And I say, Oh, that I had wings like a dove!I would fly away and be at rest;yes, I would wander far away;I would lodge in the wilderness; SelahI would hurry to find a shelterfrom the raging wind and tempest.– Psalm 55:6-8
Thursday, November 20, 2014
It used to be the fashion and possibly it is still to think this psalm was written by David as he fled from his son, Absalom. Some of the elements could suggest that, but it is often the case that, as Jesus said, our enemies are those of our own household. My worst enemy cannot be escaped by flight for I drag him with me wherever I go. Aside from that, all of us have probably had a faithless friend or a family member who has betrayed or turned against us in some way. The loss of trust, and what often appears from our point of view as a sudden, inexplicable change in attitude, may leave us devastated.
Of course, the cause of our seeking an escape doesn’t have to be dramatic. Sometimes the daily drudge, the minor but cumulative trials of living in the 21st Century have us gazing with longing at our wallpaper of a remote tropical paradise or a secluded mountain cabin or, in my case, something with two wheels rather than two wings. Just to think of getting away from the usual suspects of pressures, demands and responsibilities can give us a respite.
As my trigonometry teacher used to say, “The whole world’s insane. I’m the only sane one left.” It’s not hard to think as we look around that somehow we have put the deranged in control of the ship. Yeats wrote nearly a hundred years ago “Things fall apart … The best lack all conviction, while the worst are full of passionate intensity.” The plague has only spread in the decades intervening. There is no remedy within the world. We must rise out of it and get above it, until the flood subsides.
And it will subside.

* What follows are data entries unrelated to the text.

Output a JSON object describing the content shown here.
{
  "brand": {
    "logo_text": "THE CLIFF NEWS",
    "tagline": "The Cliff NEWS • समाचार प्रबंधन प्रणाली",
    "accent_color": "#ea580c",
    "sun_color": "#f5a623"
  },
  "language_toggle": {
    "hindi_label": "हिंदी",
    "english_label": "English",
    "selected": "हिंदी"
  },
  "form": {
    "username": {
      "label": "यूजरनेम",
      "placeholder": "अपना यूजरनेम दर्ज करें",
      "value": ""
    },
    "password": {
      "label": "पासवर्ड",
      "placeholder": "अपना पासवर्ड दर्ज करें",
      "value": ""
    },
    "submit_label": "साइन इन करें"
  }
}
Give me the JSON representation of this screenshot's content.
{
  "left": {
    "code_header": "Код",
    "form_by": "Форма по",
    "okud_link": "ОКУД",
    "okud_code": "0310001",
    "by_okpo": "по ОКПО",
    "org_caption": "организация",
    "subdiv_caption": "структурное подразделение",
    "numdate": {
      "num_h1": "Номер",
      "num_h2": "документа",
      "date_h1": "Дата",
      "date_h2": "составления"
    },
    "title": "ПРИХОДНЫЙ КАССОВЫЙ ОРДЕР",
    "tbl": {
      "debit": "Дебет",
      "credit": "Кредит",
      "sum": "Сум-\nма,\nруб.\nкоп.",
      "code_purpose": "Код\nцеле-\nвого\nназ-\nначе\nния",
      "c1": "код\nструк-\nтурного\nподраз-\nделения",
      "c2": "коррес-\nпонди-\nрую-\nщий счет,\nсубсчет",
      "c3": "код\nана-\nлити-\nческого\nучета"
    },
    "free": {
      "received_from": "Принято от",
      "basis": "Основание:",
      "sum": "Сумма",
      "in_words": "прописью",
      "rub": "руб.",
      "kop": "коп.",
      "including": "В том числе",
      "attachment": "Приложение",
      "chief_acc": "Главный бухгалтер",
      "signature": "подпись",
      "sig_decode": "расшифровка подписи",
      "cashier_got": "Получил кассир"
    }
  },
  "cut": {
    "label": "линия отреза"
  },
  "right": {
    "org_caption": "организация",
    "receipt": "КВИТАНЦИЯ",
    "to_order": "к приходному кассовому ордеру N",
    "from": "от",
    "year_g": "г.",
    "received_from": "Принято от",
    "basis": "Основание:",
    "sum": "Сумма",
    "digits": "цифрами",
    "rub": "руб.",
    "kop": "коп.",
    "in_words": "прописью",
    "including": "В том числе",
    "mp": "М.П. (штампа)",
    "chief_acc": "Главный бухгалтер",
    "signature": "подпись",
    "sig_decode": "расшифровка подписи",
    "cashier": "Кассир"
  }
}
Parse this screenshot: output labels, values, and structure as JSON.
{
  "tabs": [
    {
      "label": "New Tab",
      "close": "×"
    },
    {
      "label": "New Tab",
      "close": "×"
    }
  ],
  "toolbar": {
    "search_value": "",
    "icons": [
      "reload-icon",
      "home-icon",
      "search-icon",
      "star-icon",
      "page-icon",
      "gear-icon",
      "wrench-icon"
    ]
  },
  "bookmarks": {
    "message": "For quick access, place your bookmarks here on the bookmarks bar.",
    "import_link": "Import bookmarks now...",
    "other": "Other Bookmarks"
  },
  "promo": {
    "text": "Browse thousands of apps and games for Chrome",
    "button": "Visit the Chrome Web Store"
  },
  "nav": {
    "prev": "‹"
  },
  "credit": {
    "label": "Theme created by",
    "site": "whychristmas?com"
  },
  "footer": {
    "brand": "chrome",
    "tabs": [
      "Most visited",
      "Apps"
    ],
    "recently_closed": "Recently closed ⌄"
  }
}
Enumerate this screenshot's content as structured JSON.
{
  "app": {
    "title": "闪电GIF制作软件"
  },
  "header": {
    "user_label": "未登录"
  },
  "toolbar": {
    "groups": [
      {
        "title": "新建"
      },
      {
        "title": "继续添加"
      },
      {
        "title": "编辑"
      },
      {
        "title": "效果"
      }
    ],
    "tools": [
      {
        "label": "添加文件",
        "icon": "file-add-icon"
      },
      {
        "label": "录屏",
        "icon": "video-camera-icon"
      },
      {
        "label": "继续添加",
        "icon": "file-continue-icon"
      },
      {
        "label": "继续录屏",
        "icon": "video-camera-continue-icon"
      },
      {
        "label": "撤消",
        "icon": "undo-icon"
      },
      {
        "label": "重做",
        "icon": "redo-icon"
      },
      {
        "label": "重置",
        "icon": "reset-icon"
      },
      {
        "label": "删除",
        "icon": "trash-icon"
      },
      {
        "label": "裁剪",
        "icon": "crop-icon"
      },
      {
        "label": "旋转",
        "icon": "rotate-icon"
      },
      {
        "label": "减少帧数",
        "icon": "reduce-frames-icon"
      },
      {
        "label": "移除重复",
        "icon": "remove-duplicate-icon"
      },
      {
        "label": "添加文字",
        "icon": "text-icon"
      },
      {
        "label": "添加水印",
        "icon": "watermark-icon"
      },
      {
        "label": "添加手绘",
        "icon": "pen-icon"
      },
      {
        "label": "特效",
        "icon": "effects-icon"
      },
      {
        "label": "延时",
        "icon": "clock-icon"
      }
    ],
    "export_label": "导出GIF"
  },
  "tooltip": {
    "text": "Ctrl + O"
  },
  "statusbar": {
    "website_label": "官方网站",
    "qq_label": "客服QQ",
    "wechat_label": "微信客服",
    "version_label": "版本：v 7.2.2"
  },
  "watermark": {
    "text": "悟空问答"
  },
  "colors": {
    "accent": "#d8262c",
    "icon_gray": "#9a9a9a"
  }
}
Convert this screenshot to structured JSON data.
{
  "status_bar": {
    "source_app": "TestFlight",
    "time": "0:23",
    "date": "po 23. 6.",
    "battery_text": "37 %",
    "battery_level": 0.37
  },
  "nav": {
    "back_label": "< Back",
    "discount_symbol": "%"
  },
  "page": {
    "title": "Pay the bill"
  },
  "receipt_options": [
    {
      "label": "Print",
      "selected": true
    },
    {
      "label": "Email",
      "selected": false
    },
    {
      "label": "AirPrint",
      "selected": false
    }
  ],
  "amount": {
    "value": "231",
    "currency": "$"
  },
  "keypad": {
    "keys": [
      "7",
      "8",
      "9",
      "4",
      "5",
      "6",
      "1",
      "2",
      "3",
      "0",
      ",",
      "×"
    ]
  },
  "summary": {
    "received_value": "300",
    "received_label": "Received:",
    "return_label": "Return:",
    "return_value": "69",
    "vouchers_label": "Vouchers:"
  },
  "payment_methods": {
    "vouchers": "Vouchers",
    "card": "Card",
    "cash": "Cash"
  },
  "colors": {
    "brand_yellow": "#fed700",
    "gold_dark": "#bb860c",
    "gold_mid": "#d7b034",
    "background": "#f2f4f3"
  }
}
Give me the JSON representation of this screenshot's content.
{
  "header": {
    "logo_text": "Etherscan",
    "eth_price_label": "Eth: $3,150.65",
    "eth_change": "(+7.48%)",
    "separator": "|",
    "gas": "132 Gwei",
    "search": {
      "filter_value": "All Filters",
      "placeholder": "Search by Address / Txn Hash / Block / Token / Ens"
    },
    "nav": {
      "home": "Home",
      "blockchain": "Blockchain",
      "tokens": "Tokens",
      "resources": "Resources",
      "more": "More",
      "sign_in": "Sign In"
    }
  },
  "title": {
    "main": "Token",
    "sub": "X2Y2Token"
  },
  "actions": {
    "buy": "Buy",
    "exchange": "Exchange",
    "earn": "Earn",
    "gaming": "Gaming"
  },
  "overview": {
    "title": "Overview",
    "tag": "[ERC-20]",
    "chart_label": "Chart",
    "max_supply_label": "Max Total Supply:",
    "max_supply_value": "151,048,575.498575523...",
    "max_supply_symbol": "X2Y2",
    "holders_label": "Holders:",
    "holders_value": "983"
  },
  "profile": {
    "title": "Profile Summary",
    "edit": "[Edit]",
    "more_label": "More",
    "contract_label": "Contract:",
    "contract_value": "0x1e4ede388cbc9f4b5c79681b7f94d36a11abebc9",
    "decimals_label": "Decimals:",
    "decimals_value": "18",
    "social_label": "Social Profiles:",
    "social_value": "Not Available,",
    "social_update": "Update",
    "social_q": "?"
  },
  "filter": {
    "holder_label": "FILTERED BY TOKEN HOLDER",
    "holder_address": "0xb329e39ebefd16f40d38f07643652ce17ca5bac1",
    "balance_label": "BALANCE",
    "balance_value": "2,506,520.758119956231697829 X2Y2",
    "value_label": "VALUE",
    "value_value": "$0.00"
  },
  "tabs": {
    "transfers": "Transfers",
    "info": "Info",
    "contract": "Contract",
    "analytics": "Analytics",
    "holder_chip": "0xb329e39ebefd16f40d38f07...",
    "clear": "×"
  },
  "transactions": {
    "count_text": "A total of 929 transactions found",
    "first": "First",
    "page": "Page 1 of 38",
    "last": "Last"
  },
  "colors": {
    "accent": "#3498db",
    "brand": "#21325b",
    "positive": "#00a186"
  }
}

It may be a hundred more years or five hundred more or a hundred thousand. I do not know. I only know the Holy Spirit came upon Jesus in the form of a dove, and that He gives wings to our soul as He dwells in us. He is the Comforter, and nothing, save our own foolish obstinacy, can separate us from Him. He keeps us in the innocence of the dove even as He gives us subtle wisdom to make us more than a match for the serpent’s guile.